Sept. 20 (UPI) -- Chinese universities are taking steps to limit the number of North Korean students in the country, and may be rejecting students seeking to major in physics or material science and engineering.
Recruiters at Chinese colleges told the South China Morning Post they are following orders from the central government in restricting or turning away North Korean students and have placed currently enrolled students under surveillance.
"For those already on campus, we can't send them back home, but each of them is closely watched and followed by security personnel, or through technical methods, to prevent them from obtaining sensitive materials," one college official in Beijing said.
The actions are being taken at a time when China is defending its efforts to curb North Korea's nuclear weapons program at the United Nations General Assembly.
Beijing's foreign ministry said Wednesday Foreign Minister Wang Yi told his French counterpart Jean-Yves Le Drian perceptions in the international community of China not doing enough to solve the North Korea nuclear crisis are "wrong," South Korean news service News 1 reported.
Last week, U.S. Treasury Secretary Steven Mnuchin had said he would plan to impose financial sanctions against Chinese institutions if Beijing violates international embargo agreements.
China has condemned North Korea's nuclear provocations, but may be facing strong pushback from Pyongyang.
An enrollment official at Harbin University of Science and Technology said the school has received diplomatic complaints from Pyongyang for turning down "each and every" North Korean applicant.
"Some candidates were very angry that their applications for Chinese government scholarships were turned down. Complaints were filed to their embassy in China and the embassy people rang [us], questioning whether our rejection was discrimination based on nationality," he said.

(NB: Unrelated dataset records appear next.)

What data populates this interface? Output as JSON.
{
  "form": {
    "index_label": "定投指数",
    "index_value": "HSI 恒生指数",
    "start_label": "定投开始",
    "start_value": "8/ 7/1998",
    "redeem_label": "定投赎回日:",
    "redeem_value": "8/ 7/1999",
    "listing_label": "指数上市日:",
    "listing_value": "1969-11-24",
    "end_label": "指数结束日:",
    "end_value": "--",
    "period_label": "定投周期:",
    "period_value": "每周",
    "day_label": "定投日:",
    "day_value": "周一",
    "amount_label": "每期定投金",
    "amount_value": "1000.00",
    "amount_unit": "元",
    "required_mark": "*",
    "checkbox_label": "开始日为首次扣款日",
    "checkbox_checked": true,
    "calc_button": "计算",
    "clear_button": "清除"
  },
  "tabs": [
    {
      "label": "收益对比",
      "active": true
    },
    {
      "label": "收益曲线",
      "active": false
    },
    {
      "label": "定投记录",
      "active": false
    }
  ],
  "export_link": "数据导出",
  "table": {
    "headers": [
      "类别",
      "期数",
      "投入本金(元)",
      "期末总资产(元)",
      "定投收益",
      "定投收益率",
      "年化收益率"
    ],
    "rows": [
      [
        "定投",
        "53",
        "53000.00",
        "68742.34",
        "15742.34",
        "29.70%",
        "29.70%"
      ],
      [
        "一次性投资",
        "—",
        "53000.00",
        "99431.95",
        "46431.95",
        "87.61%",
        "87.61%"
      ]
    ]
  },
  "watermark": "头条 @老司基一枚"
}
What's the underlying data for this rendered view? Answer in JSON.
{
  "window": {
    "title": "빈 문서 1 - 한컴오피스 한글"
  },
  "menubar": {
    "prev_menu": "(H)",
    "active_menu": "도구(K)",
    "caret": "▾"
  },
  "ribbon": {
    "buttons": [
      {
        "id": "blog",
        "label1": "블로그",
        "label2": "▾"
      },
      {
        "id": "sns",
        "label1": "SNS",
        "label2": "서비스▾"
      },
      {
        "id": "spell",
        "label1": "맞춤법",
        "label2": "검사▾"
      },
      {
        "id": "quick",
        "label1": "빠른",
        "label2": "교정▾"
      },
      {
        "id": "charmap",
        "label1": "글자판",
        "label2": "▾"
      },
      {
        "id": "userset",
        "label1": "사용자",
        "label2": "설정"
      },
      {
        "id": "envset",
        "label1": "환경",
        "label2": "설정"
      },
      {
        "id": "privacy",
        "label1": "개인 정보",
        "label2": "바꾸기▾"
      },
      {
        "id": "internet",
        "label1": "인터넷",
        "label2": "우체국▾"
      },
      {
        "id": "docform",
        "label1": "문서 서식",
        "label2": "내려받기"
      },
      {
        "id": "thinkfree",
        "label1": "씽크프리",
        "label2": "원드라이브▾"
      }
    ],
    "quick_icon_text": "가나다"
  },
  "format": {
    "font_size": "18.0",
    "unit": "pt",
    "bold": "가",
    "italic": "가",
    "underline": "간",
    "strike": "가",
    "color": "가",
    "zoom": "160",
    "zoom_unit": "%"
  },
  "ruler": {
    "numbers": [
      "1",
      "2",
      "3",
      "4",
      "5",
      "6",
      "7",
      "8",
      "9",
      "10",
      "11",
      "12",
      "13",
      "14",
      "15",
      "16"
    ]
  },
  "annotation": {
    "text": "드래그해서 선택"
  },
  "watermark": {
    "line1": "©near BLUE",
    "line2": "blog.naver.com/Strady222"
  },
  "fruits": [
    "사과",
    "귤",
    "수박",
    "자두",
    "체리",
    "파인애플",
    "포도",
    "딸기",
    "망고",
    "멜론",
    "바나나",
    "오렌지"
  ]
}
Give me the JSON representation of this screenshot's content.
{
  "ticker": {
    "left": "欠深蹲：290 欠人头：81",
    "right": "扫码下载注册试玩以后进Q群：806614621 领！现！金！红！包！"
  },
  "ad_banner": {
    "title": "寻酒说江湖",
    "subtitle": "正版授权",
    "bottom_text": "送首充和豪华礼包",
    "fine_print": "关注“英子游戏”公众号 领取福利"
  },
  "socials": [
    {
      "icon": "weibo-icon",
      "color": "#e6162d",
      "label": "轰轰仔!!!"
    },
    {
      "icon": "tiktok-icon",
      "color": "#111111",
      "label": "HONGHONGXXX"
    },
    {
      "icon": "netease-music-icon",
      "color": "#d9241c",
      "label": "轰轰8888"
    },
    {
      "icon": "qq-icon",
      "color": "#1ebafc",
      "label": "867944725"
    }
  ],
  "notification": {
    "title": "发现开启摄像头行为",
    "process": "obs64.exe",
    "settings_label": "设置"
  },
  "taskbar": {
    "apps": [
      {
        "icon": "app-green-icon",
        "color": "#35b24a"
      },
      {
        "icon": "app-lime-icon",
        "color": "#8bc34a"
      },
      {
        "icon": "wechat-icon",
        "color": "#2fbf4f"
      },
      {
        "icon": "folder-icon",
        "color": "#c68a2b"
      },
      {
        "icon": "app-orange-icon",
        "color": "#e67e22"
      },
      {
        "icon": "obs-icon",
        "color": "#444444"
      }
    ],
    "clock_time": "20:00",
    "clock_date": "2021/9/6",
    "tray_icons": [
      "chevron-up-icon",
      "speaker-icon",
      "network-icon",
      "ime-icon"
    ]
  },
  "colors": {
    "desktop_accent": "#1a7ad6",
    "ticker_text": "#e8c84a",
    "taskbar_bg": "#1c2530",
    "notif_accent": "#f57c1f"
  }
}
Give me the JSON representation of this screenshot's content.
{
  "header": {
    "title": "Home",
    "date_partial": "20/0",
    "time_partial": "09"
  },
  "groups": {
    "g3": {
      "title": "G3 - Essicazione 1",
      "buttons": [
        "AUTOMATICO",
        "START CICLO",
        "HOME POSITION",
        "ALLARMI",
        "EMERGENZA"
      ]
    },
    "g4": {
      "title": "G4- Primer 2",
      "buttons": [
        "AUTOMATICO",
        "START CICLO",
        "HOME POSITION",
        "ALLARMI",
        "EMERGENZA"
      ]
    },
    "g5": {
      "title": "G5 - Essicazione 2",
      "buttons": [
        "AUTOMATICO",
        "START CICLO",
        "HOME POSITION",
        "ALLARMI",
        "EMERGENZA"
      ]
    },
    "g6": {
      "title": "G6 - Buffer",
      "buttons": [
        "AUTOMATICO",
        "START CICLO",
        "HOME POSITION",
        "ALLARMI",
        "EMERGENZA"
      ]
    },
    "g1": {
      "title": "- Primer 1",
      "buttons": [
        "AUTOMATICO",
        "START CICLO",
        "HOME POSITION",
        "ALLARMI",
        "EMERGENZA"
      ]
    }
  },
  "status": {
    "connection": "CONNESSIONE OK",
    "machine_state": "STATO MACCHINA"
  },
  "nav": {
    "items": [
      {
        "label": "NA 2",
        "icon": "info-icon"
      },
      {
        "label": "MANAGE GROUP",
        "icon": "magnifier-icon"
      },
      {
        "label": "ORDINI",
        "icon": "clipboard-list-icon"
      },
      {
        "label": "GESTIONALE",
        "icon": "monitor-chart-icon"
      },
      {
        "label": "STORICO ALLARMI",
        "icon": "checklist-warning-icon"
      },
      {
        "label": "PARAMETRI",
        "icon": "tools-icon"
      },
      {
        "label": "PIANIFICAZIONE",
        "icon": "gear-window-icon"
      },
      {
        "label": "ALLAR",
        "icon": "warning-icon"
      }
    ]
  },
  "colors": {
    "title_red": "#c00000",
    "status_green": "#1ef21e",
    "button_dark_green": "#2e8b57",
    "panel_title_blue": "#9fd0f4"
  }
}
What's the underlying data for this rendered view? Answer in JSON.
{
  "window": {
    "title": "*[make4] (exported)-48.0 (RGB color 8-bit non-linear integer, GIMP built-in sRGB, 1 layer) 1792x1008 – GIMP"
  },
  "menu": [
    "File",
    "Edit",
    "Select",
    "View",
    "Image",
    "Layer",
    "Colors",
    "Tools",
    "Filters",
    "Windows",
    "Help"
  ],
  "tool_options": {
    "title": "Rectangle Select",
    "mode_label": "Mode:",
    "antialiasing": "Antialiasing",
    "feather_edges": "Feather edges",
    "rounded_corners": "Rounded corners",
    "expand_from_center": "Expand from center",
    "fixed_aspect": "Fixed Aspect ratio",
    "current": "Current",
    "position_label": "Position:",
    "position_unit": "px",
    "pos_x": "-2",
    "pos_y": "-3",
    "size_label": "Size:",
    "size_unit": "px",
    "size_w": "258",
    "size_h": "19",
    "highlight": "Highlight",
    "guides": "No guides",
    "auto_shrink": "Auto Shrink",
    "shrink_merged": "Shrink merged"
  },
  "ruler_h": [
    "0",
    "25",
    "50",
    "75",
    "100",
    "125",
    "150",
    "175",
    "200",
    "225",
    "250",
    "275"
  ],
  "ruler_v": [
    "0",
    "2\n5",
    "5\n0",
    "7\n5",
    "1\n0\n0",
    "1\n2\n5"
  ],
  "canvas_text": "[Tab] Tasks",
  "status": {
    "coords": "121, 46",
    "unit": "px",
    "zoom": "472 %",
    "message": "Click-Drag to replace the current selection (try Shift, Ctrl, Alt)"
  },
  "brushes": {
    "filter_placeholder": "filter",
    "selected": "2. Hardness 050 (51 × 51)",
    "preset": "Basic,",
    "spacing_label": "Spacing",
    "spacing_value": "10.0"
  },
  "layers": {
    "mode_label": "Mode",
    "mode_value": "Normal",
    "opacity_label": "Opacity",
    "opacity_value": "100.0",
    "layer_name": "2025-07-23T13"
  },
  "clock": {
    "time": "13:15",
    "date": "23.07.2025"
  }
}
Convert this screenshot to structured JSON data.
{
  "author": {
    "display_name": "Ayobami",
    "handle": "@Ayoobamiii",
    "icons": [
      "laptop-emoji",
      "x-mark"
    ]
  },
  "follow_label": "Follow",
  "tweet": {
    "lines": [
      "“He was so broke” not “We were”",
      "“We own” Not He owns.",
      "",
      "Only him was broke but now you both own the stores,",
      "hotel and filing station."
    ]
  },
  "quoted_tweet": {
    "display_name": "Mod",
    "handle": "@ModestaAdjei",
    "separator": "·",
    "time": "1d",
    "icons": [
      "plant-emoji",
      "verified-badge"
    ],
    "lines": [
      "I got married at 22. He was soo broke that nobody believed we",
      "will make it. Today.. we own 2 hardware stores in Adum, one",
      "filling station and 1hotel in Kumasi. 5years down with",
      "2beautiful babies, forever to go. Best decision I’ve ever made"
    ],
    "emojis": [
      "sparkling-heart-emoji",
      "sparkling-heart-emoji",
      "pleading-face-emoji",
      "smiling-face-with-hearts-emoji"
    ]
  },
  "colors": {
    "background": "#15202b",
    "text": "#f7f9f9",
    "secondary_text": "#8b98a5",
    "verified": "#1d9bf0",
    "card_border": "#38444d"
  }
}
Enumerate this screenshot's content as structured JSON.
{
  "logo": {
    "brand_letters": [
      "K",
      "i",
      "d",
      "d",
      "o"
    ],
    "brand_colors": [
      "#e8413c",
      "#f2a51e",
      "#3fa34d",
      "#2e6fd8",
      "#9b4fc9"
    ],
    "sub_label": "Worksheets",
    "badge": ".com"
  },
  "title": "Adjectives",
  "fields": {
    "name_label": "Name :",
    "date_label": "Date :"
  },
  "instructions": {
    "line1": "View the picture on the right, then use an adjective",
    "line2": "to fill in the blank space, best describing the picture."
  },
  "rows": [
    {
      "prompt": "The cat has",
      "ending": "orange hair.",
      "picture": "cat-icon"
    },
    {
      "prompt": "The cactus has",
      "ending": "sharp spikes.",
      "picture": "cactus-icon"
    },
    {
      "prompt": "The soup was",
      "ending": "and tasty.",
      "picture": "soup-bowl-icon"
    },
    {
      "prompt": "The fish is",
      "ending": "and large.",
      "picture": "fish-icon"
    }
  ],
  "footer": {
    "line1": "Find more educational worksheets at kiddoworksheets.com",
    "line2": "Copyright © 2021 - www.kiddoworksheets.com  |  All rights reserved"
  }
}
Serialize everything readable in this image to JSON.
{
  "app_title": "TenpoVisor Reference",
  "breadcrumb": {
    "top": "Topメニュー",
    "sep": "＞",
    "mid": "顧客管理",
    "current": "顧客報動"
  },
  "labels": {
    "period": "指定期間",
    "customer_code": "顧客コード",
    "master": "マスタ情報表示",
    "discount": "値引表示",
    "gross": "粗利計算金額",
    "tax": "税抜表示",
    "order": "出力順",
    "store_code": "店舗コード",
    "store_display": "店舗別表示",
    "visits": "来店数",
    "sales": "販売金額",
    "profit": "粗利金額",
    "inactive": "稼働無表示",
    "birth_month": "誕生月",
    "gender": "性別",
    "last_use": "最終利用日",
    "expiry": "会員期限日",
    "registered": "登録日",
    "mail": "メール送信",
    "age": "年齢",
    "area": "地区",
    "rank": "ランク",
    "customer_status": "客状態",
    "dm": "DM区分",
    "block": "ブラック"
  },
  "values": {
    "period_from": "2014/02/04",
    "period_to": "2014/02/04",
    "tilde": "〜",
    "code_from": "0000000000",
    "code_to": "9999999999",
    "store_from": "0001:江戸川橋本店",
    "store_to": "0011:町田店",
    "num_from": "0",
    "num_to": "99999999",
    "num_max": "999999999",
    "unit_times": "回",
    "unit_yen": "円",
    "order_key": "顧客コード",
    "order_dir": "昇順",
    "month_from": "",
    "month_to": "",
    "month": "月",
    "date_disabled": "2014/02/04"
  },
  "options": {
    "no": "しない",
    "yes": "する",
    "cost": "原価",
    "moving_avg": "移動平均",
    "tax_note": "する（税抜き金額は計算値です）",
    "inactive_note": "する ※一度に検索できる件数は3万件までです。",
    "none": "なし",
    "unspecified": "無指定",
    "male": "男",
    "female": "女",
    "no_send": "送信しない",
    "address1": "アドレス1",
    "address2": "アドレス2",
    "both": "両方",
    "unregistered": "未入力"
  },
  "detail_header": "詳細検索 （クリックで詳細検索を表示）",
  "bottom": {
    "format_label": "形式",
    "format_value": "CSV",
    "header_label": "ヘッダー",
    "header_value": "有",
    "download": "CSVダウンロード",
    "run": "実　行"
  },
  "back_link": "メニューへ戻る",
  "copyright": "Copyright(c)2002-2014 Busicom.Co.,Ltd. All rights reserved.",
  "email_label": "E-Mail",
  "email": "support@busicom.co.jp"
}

According to the Post, China began a program geared toward training North Korean scientists in 2013.
Beijing may also be preparing for tough trade negotiations with the United States, after U.S. Trade Representative Robert Lighthizer said Monday China presents an "unprecedented" threat to the "world trading system."
Chinese state tabloid Global Times condemned Lighthizer's comments on Tuesday.
"China appears to be pictured as a super bully in the harsh words of senior U.S. officials. But is it really the case?" the editorial read.